This week, the 36-year-old Omaha, Neb., native co-stars in "Cadillac Records," a film about the legendary blues and R&B label Chess Records, in which she plays Geneva Wade, Muddy Waters' girlfriend and eventual wife. We caught up with her during a publicity tour for the film, which opens today.
Q. "Cadillac Records" is mainly about blues and R&B from the '50s and '60s. How familiar were you with the music?
A. My family played that music in the house. They played Etta James [played by Beyonce Knowles in the movie], we called it the dirty nasty music, this music my parents would slow drag in the kitchen to when they didn't think we were watching. It sounded like hootchy-kootchy music.
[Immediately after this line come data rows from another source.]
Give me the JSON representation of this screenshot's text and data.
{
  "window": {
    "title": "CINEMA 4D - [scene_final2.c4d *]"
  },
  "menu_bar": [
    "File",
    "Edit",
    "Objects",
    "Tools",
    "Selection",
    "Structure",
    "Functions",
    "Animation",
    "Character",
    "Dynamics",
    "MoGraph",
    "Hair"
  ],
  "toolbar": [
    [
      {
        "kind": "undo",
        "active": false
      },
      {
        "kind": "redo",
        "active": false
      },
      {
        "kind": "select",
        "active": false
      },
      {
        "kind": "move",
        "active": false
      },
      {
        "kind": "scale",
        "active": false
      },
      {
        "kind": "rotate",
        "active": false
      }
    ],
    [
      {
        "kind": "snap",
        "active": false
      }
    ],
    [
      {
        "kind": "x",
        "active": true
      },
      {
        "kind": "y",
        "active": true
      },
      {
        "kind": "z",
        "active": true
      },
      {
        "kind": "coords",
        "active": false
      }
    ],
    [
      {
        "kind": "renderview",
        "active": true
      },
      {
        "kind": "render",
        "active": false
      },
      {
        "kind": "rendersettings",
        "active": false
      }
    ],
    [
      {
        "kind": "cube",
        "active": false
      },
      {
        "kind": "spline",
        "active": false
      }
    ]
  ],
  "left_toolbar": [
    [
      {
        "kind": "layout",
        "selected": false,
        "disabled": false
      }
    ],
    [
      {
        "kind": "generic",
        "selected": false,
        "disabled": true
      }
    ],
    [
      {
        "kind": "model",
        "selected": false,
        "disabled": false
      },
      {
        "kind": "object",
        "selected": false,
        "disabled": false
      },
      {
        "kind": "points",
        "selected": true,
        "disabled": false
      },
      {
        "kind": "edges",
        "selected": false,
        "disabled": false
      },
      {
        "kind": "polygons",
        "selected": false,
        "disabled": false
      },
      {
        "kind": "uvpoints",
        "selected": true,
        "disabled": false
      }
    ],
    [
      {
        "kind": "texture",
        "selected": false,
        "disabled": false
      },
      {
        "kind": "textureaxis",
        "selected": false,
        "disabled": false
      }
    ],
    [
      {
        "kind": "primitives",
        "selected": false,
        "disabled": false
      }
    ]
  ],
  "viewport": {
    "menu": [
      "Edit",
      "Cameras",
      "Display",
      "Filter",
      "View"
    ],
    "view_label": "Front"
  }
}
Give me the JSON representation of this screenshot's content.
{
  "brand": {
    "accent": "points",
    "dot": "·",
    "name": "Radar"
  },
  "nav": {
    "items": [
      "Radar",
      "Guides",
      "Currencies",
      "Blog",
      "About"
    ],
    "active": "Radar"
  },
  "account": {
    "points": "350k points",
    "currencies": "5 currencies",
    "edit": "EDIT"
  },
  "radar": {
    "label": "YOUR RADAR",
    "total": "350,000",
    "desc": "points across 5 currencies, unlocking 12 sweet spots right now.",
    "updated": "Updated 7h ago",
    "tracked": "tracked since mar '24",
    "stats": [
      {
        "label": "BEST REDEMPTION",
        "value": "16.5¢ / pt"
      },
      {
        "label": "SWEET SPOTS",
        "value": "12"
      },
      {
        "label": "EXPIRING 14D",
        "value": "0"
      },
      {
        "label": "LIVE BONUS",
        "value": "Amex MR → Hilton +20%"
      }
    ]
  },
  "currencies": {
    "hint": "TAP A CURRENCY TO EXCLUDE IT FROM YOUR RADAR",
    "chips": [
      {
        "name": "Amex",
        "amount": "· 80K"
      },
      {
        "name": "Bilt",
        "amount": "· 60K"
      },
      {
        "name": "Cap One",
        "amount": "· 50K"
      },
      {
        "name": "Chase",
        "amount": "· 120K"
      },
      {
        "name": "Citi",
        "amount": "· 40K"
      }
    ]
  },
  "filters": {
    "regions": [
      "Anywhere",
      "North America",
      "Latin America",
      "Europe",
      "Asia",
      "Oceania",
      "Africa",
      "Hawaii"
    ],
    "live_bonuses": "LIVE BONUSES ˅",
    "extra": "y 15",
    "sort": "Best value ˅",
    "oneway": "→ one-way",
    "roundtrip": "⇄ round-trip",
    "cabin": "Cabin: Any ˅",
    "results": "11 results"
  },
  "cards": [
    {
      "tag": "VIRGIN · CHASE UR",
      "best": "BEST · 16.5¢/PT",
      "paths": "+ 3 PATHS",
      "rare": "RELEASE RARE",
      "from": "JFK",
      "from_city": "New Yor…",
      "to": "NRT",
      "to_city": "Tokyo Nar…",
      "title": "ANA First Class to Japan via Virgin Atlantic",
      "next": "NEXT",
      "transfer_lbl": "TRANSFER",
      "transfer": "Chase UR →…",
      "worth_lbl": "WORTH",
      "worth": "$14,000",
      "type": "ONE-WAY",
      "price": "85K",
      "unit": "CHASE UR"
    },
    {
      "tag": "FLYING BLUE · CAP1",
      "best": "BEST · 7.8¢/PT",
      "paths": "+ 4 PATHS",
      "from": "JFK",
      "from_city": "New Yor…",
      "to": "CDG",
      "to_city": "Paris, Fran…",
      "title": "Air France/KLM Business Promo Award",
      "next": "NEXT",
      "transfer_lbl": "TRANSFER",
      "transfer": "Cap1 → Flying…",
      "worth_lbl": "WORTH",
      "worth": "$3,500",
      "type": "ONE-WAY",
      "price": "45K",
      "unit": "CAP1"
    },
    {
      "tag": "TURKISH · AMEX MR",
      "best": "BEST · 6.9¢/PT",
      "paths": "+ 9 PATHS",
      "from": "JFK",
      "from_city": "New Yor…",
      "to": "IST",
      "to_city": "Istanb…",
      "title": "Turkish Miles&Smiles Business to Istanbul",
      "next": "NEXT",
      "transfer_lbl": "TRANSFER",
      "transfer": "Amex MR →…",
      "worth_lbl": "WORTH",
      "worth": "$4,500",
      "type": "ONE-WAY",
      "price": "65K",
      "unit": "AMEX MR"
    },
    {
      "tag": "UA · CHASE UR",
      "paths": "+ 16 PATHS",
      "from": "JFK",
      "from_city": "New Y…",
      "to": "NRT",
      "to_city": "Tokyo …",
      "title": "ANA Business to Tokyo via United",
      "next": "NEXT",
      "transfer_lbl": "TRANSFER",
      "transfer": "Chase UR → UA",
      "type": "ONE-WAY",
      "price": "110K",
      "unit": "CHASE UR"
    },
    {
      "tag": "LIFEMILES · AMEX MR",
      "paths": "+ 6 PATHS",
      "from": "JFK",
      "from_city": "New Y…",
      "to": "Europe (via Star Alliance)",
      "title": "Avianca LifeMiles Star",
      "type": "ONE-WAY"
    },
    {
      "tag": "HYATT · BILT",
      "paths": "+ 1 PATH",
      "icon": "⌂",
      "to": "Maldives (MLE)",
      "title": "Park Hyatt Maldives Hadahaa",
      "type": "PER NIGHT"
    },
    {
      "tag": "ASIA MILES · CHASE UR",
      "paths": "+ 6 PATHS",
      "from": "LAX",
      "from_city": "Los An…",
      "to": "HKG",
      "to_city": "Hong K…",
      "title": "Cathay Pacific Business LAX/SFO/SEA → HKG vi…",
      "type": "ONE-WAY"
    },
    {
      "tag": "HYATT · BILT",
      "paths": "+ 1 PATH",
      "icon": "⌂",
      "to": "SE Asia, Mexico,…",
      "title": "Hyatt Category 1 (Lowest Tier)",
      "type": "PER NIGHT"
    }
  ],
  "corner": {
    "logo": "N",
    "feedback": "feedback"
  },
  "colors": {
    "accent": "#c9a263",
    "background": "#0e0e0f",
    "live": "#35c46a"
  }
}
Q. In the past, you've been outspoken about the lack of good roles for minority actresses. Is that still the case?
A. I think with the economy, now it's sort of worse. You're now competing against white actresses who are now underemployed. Now, when casting agents say please "submit all ethnicities," that used to be code for black, but now it means you're competing against a lot of white actresses,
you're fighting for scraps. There's just not enough work.
Q. You've worked with a number of directors, from big-time guys like Michael Bay (on "Bad Boys II") to first-timers. What's your idea of the qualities that make for a good director?
A. The ones who are great directors have planned and prepared and have effective communication skills. The ones I have not enjoyed the experience, generally don't know what they're doing, and have passed off responsibilities to the first assistant director. They may not have gone to film school; maybe they are not passionate anymore.
Q. At age 19, you were raped at gunpoint. Since then, you've been a passionate speaker on the topic of violence against women. How did your advocacy come about?
A. I didn't get it until it affected me. I was fearless and ignorant, and then I was raped. It's hard to articulate what a rape survivor goes through, and when I was coming out of that, I was on a TV show where there was a character who was a serial rapist, and I was supposed to be next, and I begged the producers not to let me be raped. Then I did a cover on Savoy magazine, and I said I can talk about something that happened to me that has had a profound effect on women. And since then, I have not stopped talking about it. And whenever I talk about it, I get people who come and say, "Me, too." And my goal is to never hear "Me, too" again.
Q. You divorced pro football player Chris Howard two years ago. Given your looks, I assume it's not hard for you to meet men.
A. I was not a good-looking person for a long time. I had the braces, I looked like E.T. - that was my nickname. I was very thin, so I had to develop a personality, I couldn't rely on my looks. I get a lot of foot traffic, in terms of people feeling like they can come up to me, but in terms of connection, not too much.
Q. So what do you have coming up after "Cadillac Records"?